It's just so easy to sit around and wait for someone to do religion for us. Isn't that why so many of us crave charismatic leaders; inspirational people who can step into our tired churches and mundane lives and "get us going." In all honesty that's frequently what I'm looking for when we move and begin the search for a church or when we are traveling for the holidays and visit someone else's church for Christmas or Easter. It's almost as if I sit back in the pew and mumble to myself..."Ok pastor, wow me. Bring on the religion!"
The professionalization of Christian ministry has given us many good things, but it has also had at least one unintended consequence. The average person in the pew no longer feels as if doing religion is really her or his job. "I'll show up and participate, stand, or even clap...but initiating things is best left up to the professionals."
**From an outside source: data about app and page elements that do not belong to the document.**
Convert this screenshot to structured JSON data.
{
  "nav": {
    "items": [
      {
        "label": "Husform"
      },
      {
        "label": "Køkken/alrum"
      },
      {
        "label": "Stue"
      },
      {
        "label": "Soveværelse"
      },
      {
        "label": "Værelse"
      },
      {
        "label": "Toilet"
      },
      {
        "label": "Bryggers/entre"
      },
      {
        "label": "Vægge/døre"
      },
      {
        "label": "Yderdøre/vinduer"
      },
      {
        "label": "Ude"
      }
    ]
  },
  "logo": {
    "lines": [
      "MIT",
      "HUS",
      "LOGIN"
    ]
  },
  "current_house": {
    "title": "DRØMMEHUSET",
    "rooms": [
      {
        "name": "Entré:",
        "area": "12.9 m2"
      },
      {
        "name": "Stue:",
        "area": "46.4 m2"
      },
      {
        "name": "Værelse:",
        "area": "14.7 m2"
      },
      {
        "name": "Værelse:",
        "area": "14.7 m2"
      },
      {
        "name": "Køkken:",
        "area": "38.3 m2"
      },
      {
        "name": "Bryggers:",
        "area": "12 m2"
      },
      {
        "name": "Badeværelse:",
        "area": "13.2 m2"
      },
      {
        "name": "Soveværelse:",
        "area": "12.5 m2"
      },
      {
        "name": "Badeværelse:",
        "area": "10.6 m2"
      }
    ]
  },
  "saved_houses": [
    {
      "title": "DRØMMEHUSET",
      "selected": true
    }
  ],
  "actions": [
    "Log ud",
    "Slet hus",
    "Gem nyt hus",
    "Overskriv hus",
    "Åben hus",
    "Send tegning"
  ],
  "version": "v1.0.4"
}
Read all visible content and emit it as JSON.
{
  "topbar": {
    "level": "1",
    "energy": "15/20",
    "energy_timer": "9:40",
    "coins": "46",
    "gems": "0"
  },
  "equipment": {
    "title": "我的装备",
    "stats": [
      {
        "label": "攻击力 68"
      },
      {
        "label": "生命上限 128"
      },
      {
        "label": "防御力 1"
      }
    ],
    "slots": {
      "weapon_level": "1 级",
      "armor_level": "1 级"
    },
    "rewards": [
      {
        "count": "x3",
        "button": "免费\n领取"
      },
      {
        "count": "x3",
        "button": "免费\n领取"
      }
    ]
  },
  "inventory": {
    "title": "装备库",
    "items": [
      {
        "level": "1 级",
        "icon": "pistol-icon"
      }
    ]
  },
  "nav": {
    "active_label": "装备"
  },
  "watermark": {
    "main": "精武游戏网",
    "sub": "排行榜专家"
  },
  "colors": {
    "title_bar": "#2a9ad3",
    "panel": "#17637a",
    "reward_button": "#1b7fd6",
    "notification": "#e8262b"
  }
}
That attitude is not what being a Liberal is about, and it certainly isn't in the DNA of Evangelicals.
I certainly can't chastise readers of Le Blog for sharing my attitude. After all, we all know what it's like to go through sluggish phases, even in our religious lives. But when you find yourself without a church or in a new place or faced with a break in your familiar rhythm, the onus for initiating worship falls on your shoulders. And recently it fell on mine. We were facing the prospect of yet another religious holiday without an established congregation to join for worship.
We were going to have to generate some "do it yourself" religion.
Easter is easy, but Good Friday is tough. How do you walk a child through holy week without taking him to see Gibson's Passion of the Christ? My wife and I knew that we also wanted to avoid the other extreme. Vague language about "something special" happening at the tomb on Easter Morning is so banal as to bore even me, a professed theological junkie, to tears. With this sort of sappy non-committal stuff so prevalent in our Liberal congregations, is it any wonder that our young people are fleeing the churches?
So here is the challenge we faced. My wife is a scholar of religions and knows seven languages. I'm a theologian and Liberal Evangelical. We generally agree about teaching our son a relatively conservative theological line alongside a progressive social vision. We love the Christian tradition with all of its warts, but we also want to empower our son to take his place in that tradition as a committed critic and reformer.
We wanted to include the following:
The Crucifixion: pain and death
The Last Supper
Jesus' Foot washing ministry
The Witness of the women at the tomb: the first missionaries!
We wanted to avoid the following:
Sloppy language about Jesus "going away for a few days"
Gruesome details about torture and execution
Anti-Semitism inherent in blaming "the Jews" for a Roman execution
The exultation of Easter without the pain of Good Friday
So we did it ourselves. We got a bottle of red wine (a Cabernet if I recall) and a bottle of grape juice. I baked a big hearty loaf of bread. We pulled an old tin washtub out of our storage closet, covered the dining room floor with towels, and pulled out a bar of soap. And that evening we sat together and read from John and from the Synopitcs, sharing with our son the story of holy week, and the last supper.
He loved it! Judas makes for an easy bad guy, and Jesus, while not able to shoot spider webs, is a compelling hero. We relished the story, and took about twenty minutes to wash each other's feet. Our boy thought that it was great for him to have a chance to give mommy and daddy a bath. When it was over, we wiped up the floor and rolled down our pant legs and sat down for dinner with bread and wine. No tiny wafers and plastic cups for us! We learned a trick from Wesley Wildman. It's much easier for children to understand the symbolic referents of the bread and wine if they have big hunks of bread/flesh to tear off and eat and big glasses of wine/blood to drink. So we ate and drank and remembered Jesus together in our little apartment.
No priests, no instructions, no officially sanctioned rituals with preprinted worksheets, and no one looking over our shoulders telling us that it was ok. We took our religion, literally, into our own hands.
What we did that evening was not new or particularly innovative, but it was Liberal in the classic sense of the term. The Liberal is free, and we were free to celebrate the sacrifice of Jesus despite the fact that we had no institutional sanction or blessing. Of course, those of us lucky enough to live in liberal democracies are all politically free to practice our religion. But many of us choose to stay trapped in tradition. We get lazy, we bet busy, and we fall into the habit of letting the minister do religion for us. The real Liberal--and I hope that I'm becoming one--finds ways of breaking free and taking responsibility for her or his own faith and practice. And what is more, any of us can do this in almost any kind of church!
Finally, the more my family and I go it alone and work to raise our son in the Christian traditions, the more I see the intimate connection between Liberalism and Evangelicalism. The good news of Jesus that Evangelicals celebrate is always good, but for the Liberal who takes religion into her or his own hands, it is experienced as NEWS over and over again.